*** Opening of Provided records ***
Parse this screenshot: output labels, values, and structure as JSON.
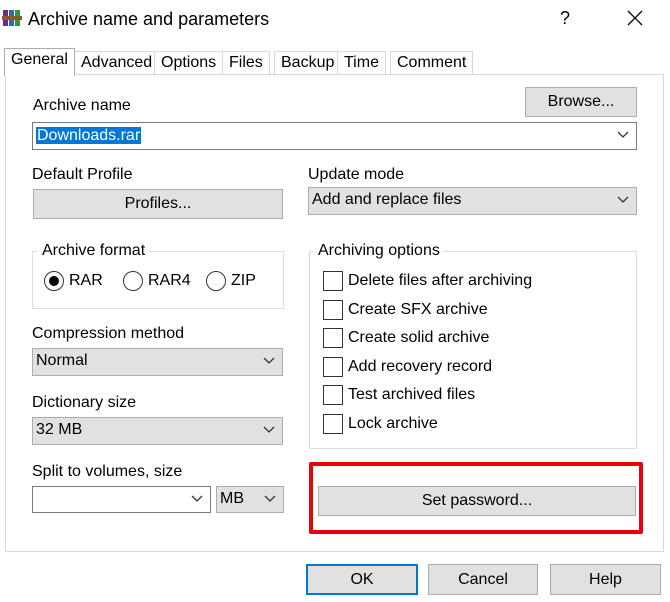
{
  "window": {
    "title": "Archive name and parameters",
    "help_label": "?"
  },
  "tabs": [
    "General",
    "Advanced",
    "Options",
    "Files",
    "Backup",
    "Time",
    "Comment"
  ],
  "general": {
    "archive_name_label": "Archive name",
    "browse_label": "Browse...",
    "archive_name_value": "Downloads.rar",
    "default_profile_label": "Default Profile",
    "profiles_label": "Profiles...",
    "update_mode_label": "Update mode",
    "update_mode_value": "Add and replace files",
    "archive_format_label": "Archive format",
    "formats": [
      "RAR",
      "RAR4",
      "ZIP"
    ],
    "selected_format": "RAR",
    "compression_method_label": "Compression method",
    "compression_method_value": "Normal",
    "dictionary_size_label": "Dictionary size",
    "dictionary_size_value": "32 MB",
    "split_label": "Split to volumes, size",
    "split_value": "",
    "split_unit_value": "MB",
    "archiving_options_label": "Archiving options",
    "options": [
      "Delete files after archiving",
      "Create SFX archive",
      "Create solid archive",
      "Add recovery record",
      "Test archived files",
      "Lock archive"
    ],
    "set_password_label": "Set password..."
  },
  "footer": {
    "ok_label": "OK",
    "cancel_label": "Cancel",
    "help_label": "Help"
  },
  "colors": {
    "selection": "#0078d7",
    "highlight_box": "#e8000b",
    "button_face": "#e1e1e1"
  }
}
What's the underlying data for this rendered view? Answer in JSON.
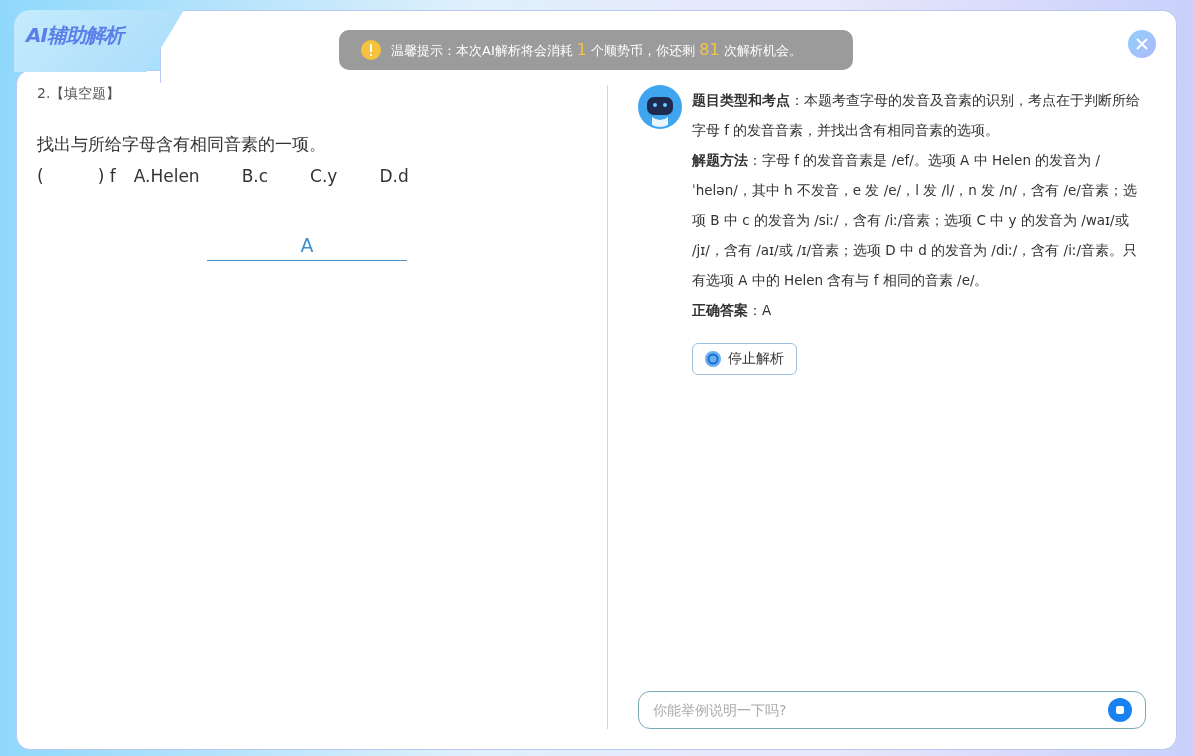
{
  "header": {
    "title": "AI辅助解析"
  },
  "notice": {
    "text": "温馨提示：本次AI解析将会消耗 **1** 个顺势币，你还剩 **81** 次解析机会。"
  },
  "question": {
    "number": "2.【填空题】",
    "prompt": "找出与所给字母含有相同音素的一项。",
    "stem": "(          ) f",
    "options": [
      "A.Helen",
      "B.c",
      "C.y",
      "D.d"
    ],
    "answer": "A"
  },
  "analysis": {
    "paragraphs": [
      "**题目类型和考点**：本题考查字母的发音及音素的识别，考点在于判断所给字母 f 的发音音素，并找出含有相同音素的选项。",
      "**解题方法**：字母 f 的发音音素是 /ef/。选项 A 中 Helen 的发音为 /ˈhelən/，其中 h 不发音，e 发 /e/，l 发 /l/，n 发 /n/，含有 /e/音素；选项 B 中 c 的发音为 /siː/，含有 /iː/音素；选项 C 中 y 的发音为 /waɪ/或 /jɪ/，含有 /aɪ/或 /ɪ/音素；选项 D 中 d 的发音为 /diː/，含有 /iː/音素。只有选项 A 中的 Helen 含有与 f 相同的音素 /e/。",
      "**正确答案**：A"
    ],
    "stop_button": "停止解析"
  },
  "chat": {
    "placeholder": "你能举例说明一下吗?"
  }
}
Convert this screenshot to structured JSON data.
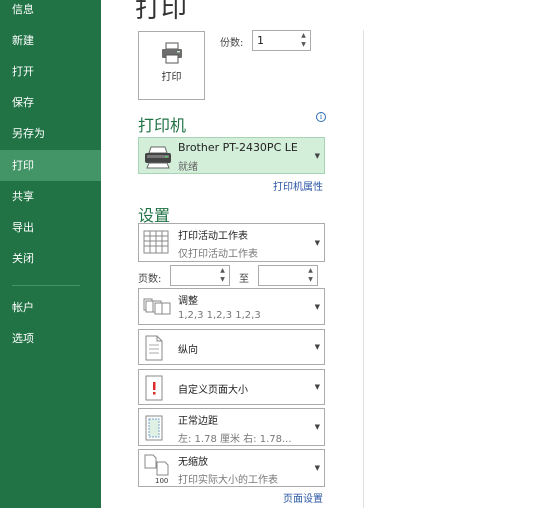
{
  "sidebar": {
    "items": [
      {
        "label": "信息"
      },
      {
        "label": "新建"
      },
      {
        "label": "打开"
      },
      {
        "label": "保存"
      },
      {
        "label": "另存为"
      },
      {
        "label": "打印"
      },
      {
        "label": "共享"
      },
      {
        "label": "导出"
      },
      {
        "label": "关闭"
      },
      {
        "label": "帐户"
      },
      {
        "label": "选项"
      }
    ],
    "active_index": 5,
    "bg_color": "#217346",
    "active_color": "#439467"
  },
  "page": {
    "title": "打印"
  },
  "print_button": {
    "label": "打印",
    "icon": "printer-icon"
  },
  "copies": {
    "label": "份数:",
    "value": "1"
  },
  "printer": {
    "section_title": "打印机",
    "name": "Brother PT-2430PC LE",
    "status": "就绪",
    "properties_link": "打印机属性",
    "info_icon": "i"
  },
  "settings": {
    "section_title": "设置",
    "print_what": {
      "title": "打印活动工作表",
      "subtitle": "仅打印活动工作表"
    },
    "pages": {
      "label": "页数:",
      "to_label": "至",
      "from_value": "",
      "to_value": ""
    },
    "collate": {
      "title": "调整",
      "subtitle": "1,2,3    1,2,3    1,2,3"
    },
    "orientation": {
      "title": "纵向"
    },
    "paper_size": {
      "title": "自定义页面大小"
    },
    "margins": {
      "title": "正常边距",
      "subtitle": "左: 1.78 厘米    右: 1.78..."
    },
    "scaling": {
      "title": "无缩放",
      "subtitle": "打印实际大小的工作表"
    },
    "page_setup_link": "页面设置"
  },
  "colors": {
    "accent": "#217346",
    "link": "#2b57a5",
    "printer_highlight": "#d3eed9"
  }
}
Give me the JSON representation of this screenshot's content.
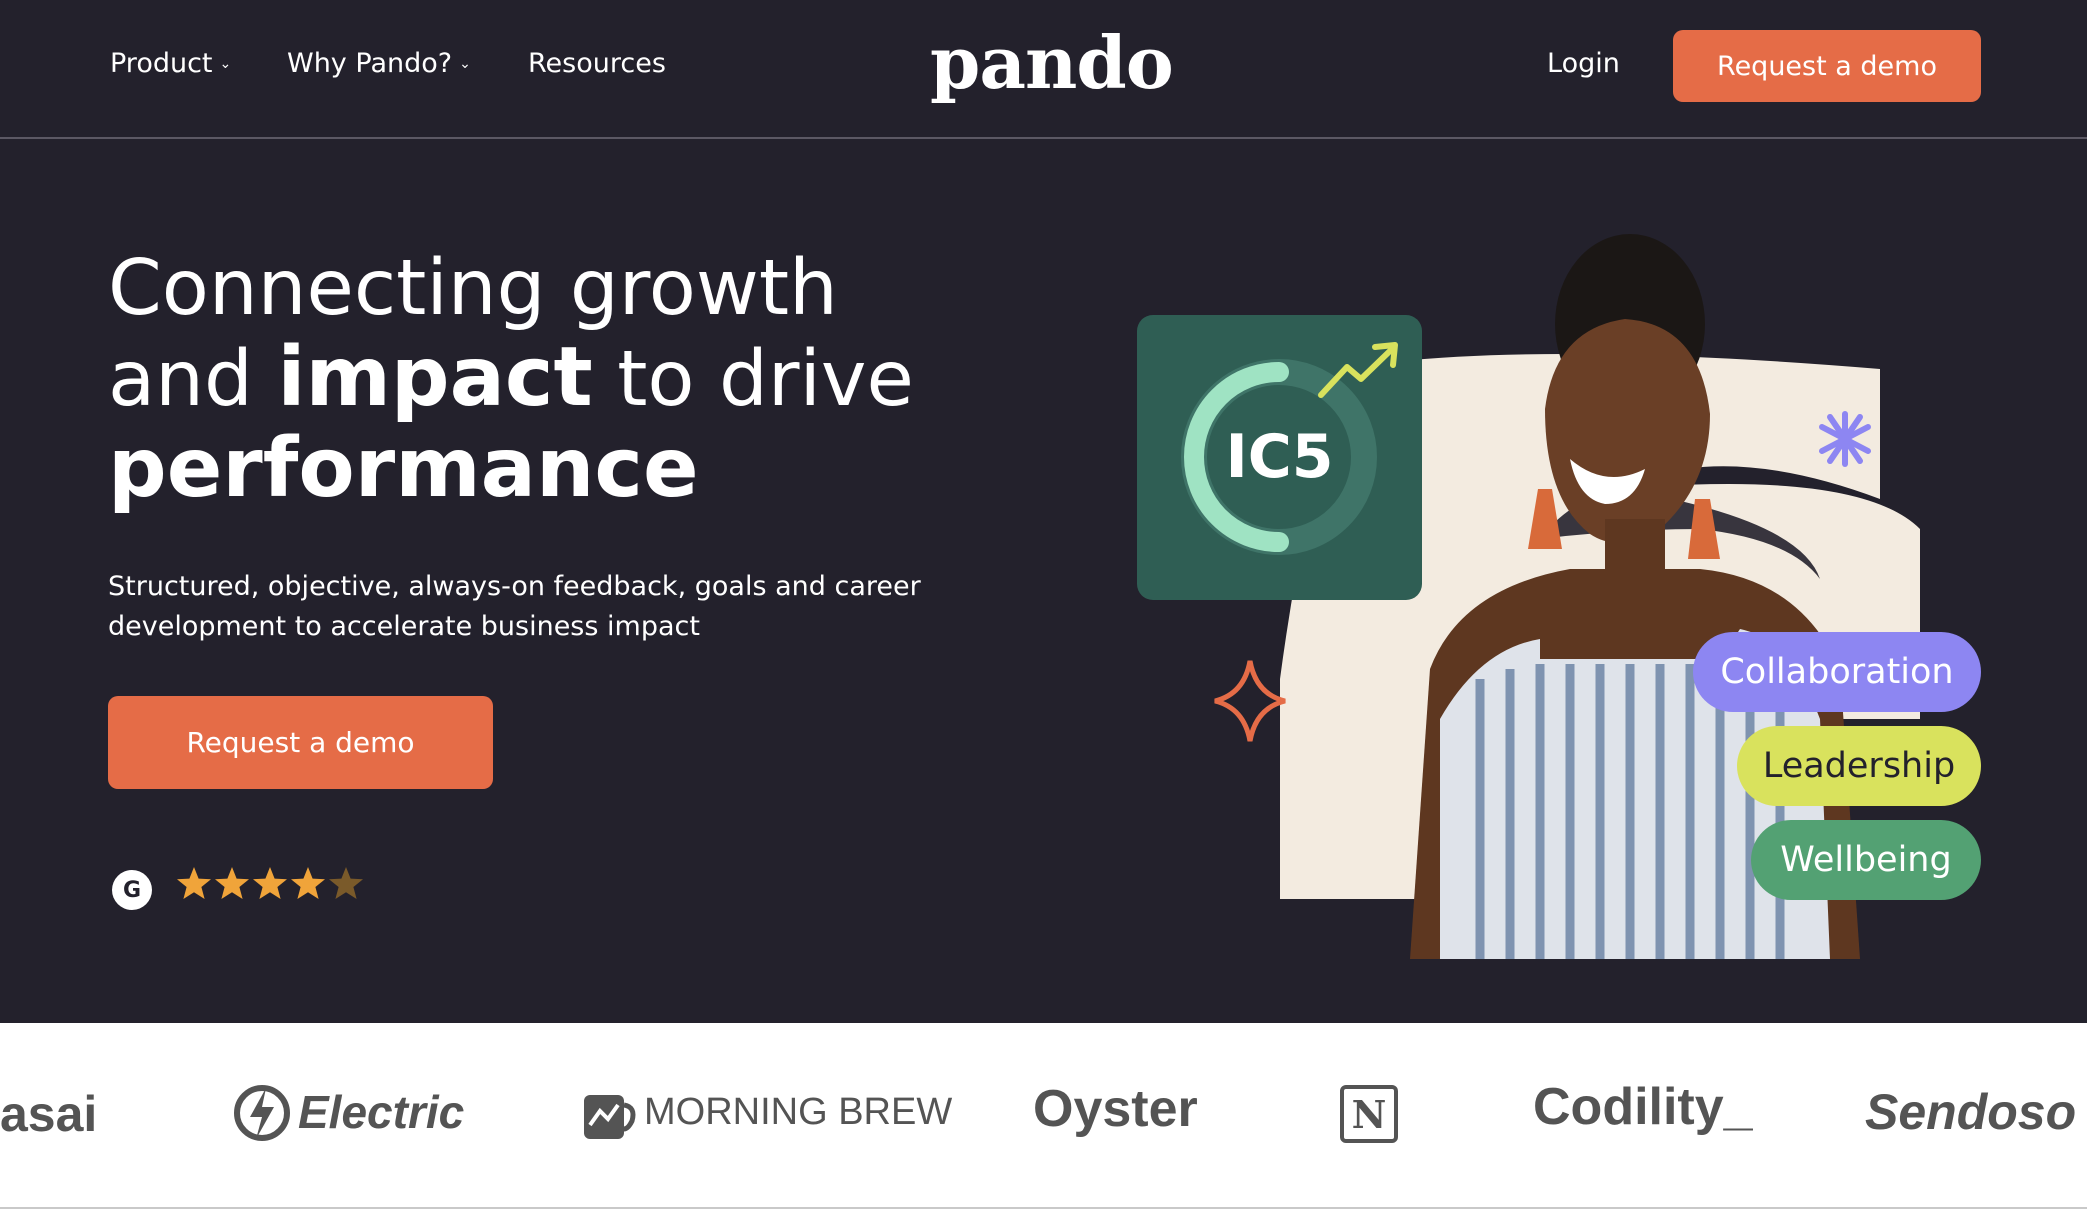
{
  "nav": {
    "product": "Product",
    "why": "Why Pando?",
    "resources": "Resources",
    "logo": "pando",
    "login": "Login",
    "cta": "Request a demo",
    "chevron": "⌄"
  },
  "hero": {
    "headline_line1": "Connecting growth",
    "headline_and": "and ",
    "headline_impact": "impact",
    "headline_drive": " to drive",
    "headline_line3": "performance",
    "subtitle": "Structured, objective, always-on feedback, goals and career development to accelerate business impact",
    "cta": "Request a demo",
    "rating_badge": "G",
    "rating": 4.5,
    "card_label": "IC5",
    "tags": [
      "Collaboration",
      "Leadership",
      "Wellbeing"
    ]
  },
  "customers": [
    "asai",
    "Electric",
    "MORNING BREW",
    "Oyster",
    "N",
    "Codility_",
    "Sendoso"
  ],
  "colors": {
    "nav_bg": "#23212c",
    "accent": "#e56c47",
    "card": "#2f5e54",
    "collab": "#8d86f2",
    "lead": "#d9e25d",
    "well": "#53a173",
    "star": "#f0a43a"
  }
}
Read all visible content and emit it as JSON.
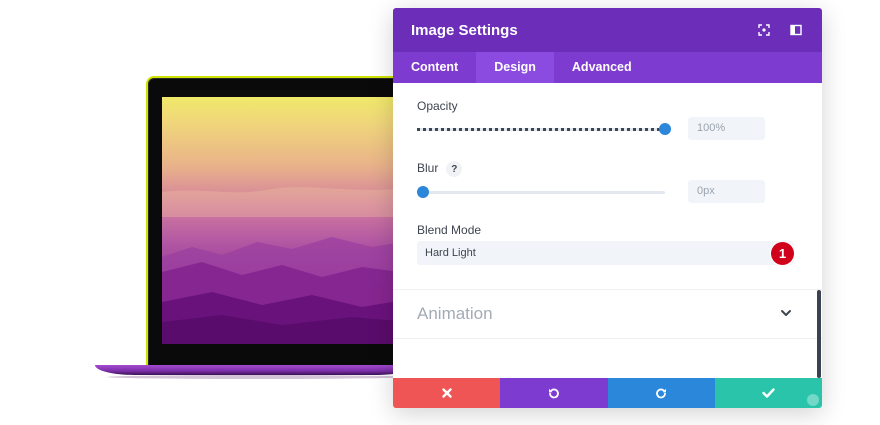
{
  "panel": {
    "title": "Image Settings",
    "tabs": [
      {
        "label": "Content",
        "active": false
      },
      {
        "label": "Design",
        "active": true
      },
      {
        "label": "Advanced",
        "active": false
      }
    ],
    "header_icons": [
      "focus-icon",
      "sidebar-icon"
    ]
  },
  "opacity": {
    "label": "Opacity",
    "value": "100%",
    "fraction": 1.0
  },
  "blur": {
    "label": "Blur",
    "help": "?",
    "value": "0px",
    "fraction": 0.0
  },
  "blend_mode": {
    "label": "Blend Mode",
    "value": "Hard Light",
    "badge": "1"
  },
  "animation": {
    "label": "Animation"
  },
  "footer": {
    "buttons": [
      {
        "name": "cancel",
        "icon": "close-icon",
        "color": "#ef5555"
      },
      {
        "name": "undo",
        "icon": "undo-icon",
        "color": "#7e3bd0"
      },
      {
        "name": "redo",
        "icon": "redo-icon",
        "color": "#2b87da"
      },
      {
        "name": "save",
        "icon": "check-icon",
        "color": "#29c4a9"
      }
    ]
  },
  "colors": {
    "header": "#6c2eb9",
    "tabs": "#7e3bd0",
    "accent": "#2b87da",
    "badge": "#d0021b"
  }
}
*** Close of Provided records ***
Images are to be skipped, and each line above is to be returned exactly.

Parse this screenshot: output labels, values, and structure as JSON.
{
  "window": {
    "title": "Archive name and parameters",
    "help_label": "?"
  },
  "tabs": [
    "General",
    "Advanced",
    "Options",
    "Files",
    "Backup",
    "Time",
    "Comment"
  ],
  "general": {
    "archive_name_label": "Archive name",
    "browse_label": "Browse...",
    "archive_name_value": "Downloads.rar",
    "default_profile_label": "Default Profile",
    "profiles_label": "Profiles...",
    "update_mode_label": "Update mode",
    "update_mode_value": "Add and replace files",
    "archive_format_label": "Archive format",
    "formats": [
      "RAR",
      "RAR4",
      "ZIP"
    ],
    "selected_format": "RAR",
    "compression_method_label": "Compression method",
    "compression_method_value": "Normal",
    "dictionary_size_label": "Dictionary size",
    "dictionary_size_value": "32 MB",
    "split_label": "Split to volumes, size",
    "split_value": "",
    "split_unit_value": "MB",
    "archiving_options_label": "Archiving options",
    "options": [
      "Delete files after archiving",
      "Create SFX archive",
      "Create solid archive",
      "Add recovery record",
      "Test archived files",
      "Lock archive"
    ],
    "set_password_label": "Set password..."
  },
  "footer": {
    "ok_label": "OK",
    "cancel_label": "Cancel",
    "help_label": "Help"
  },
  "colors": {
    "selection": "#0078d7",
    "highlight_box": "#e8000b",
    "button_face": "#e1e1e1"
  }
}
What's the underlying data for this rendered view? Answer in JSON.
{
  "header": {
    "title": "AI辅助解析"
  },
  "notice": {
    "text": "温馨提示：本次AI解析将会消耗 **1** 个顺势币，你还剩 **81** 次解析机会。"
  },
  "question": {
    "number": "2.【填空题】",
    "prompt": "找出与所给字母含有相同音素的一项。",
    "stem": "(          ) f",
    "options": [
      "A.Helen",
      "B.c",
      "C.y",
      "D.d"
    ],
    "answer": "A"
  },
  "analysis": {
    "paragraphs": [
      "**题目类型和考点**：本题考查字母的发音及音素的识别，考点在于判断所给字母 f 的发音音素，并找出含有相同音素的选项。",
      "**解题方法**：字母 f 的发音音素是 /ef/。选项 A 中 Helen 的发音为 /ˈhelən/，其中 h 不发音，e 发 /e/，l 发 /l/，n 发 /n/，含有 /e/音素；选项 B 中 c 的发音为 /siː/，含有 /iː/音素；选项 C 中 y 的发音为 /waɪ/或 /jɪ/，含有 /aɪ/或 /ɪ/音素；选项 D 中 d 的发音为 /diː/，含有 /iː/音素。只有选项 A 中的 Helen 含有与 f 相同的音素 /e/。",
      "**正确答案**：A"
    ],
    "stop_button": "停止解析"
  },
  "chat": {
    "placeholder": "你能举例说明一下吗?"
  }
}
Convert this screenshot to structured JSON data.
{
  "sidebar": {
    "items": [
      {
        "label": "信息"
      },
      {
        "label": "新建"
      },
      {
        "label": "打开"
      },
      {
        "label": "保存"
      },
      {
        "label": "另存为"
      },
      {
        "label": "打印"
      },
      {
        "label": "共享"
      },
      {
        "label": "导出"
      },
      {
        "label": "关闭"
      },
      {
        "label": "帐户"
      },
      {
        "label": "选项"
      }
    ],
    "active_index": 5,
    "bg_color": "#217346",
    "active_color": "#439467"
  },
  "page": {
    "title": "打印"
  },
  "print_button": {
    "label": "打印",
    "icon": "printer-icon"
  },
  "copies": {
    "label": "份数:",
    "value": "1"
  },
  "printer": {
    "section_title": "打印机",
    "name": "Brother PT-2430PC LE",
    "status": "就绪",
    "properties_link": "打印机属性",
    "info_icon": "i"
  },
  "settings": {
    "section_title": "设置",
    "print_what": {
      "title": "打印活动工作表",
      "subtitle": "仅打印活动工作表"
    },
    "pages": {
      "label": "页数:",
      "to_label": "至",
      "from_value": "",
      "to_value": ""
    },
    "collate": {
      "title": "调整",
      "subtitle": "1,2,3    1,2,3    1,2,3"
    },
    "orientation": {
      "title": "纵向"
    },
    "paper_size": {
      "title": "自定义页面大小"
    },
    "margins": {
      "title": "正常边距",
      "subtitle": "左: 1.78 厘米    右: 1.78..."
    },
    "scaling": {
      "title": "无缩放",
      "subtitle": "打印实际大小的工作表"
    },
    "page_setup_link": "页面设置"
  },
  "colors": {
    "accent": "#217346",
    "link": "#2b57a5",
    "printer_highlight": "#d3eed9"
  }
}
Give me the JSON representation of this screenshot's content.
{
  "nav": {
    "product": "Product",
    "why": "Why Pando?",
    "resources": "Resources",
    "logo": "pando",
    "login": "Login",
    "cta": "Request a demo",
    "chevron": "⌄"
  },
  "hero": {
    "headline_line1": "Connecting growth",
    "headline_and": "and ",
    "headline_impact": "impact",
    "headline_drive": " to drive",
    "headline_line3": "performance",
    "subtitle": "Structured, objective, always-on feedback, goals and career development to accelerate business impact",
    "cta": "Request a demo",
    "rating_badge": "G",
    "rating": 4.5,
    "card_label": "IC5",
    "tags": [
      "Collaboration",
      "Leadership",
      "Wellbeing"
    ]
  },
  "customers": [
    "asai",
    "Electric",
    "MORNING BREW",
    "Oyster",
    "N",
    "Codility_",
    "Sendoso"
  ],
  "colors": {
    "nav_bg": "#23212c",
    "accent": "#e56c47",
    "card": "#2f5e54",
    "collab": "#8d86f2",
    "lead": "#d9e25d",
    "well": "#53a173",
    "star": "#f0a43a"
  }
}
Read all visible content and emit it as JSON.
{
  "panel": {
    "title": "Image Settings",
    "tabs": [
      {
        "label": "Content",
        "active": false
      },
      {
        "label": "Design",
        "active": true
      },
      {
        "label": "Advanced",
        "active": false
      }
    ],
    "header_icons": [
      "focus-icon",
      "sidebar-icon"
    ]
  },
  "opacity": {
    "label": "Opacity",
    "value": "100%",
    "fraction": 1.0
  },
  "blur": {
    "label": "Blur",
    "help": "?",
    "value": "0px",
    "fraction": 0.0
  },
  "blend_mode": {
    "label": "Blend Mode",
    "value": "Hard Light",
    "badge": "1"
  },
  "animation": {
    "label": "Animation"
  },
  "footer": {
    "buttons": [
      {
        "name": "cancel",
        "icon": "close-icon",
        "color": "#ef5555"
      },
      {
        "name": "undo",
        "icon": "undo-icon",
        "color": "#7e3bd0"
      },
      {
        "name": "redo",
        "icon": "redo-icon",
        "color": "#2b87da"
      },
      {
        "name": "save",
        "icon": "check-icon",
        "color": "#29c4a9"
      }
    ]
  },
  "colors": {
    "header": "#6c2eb9",
    "tabs": "#7e3bd0",
    "accent": "#2b87da",
    "badge": "#d0021b"
  }
}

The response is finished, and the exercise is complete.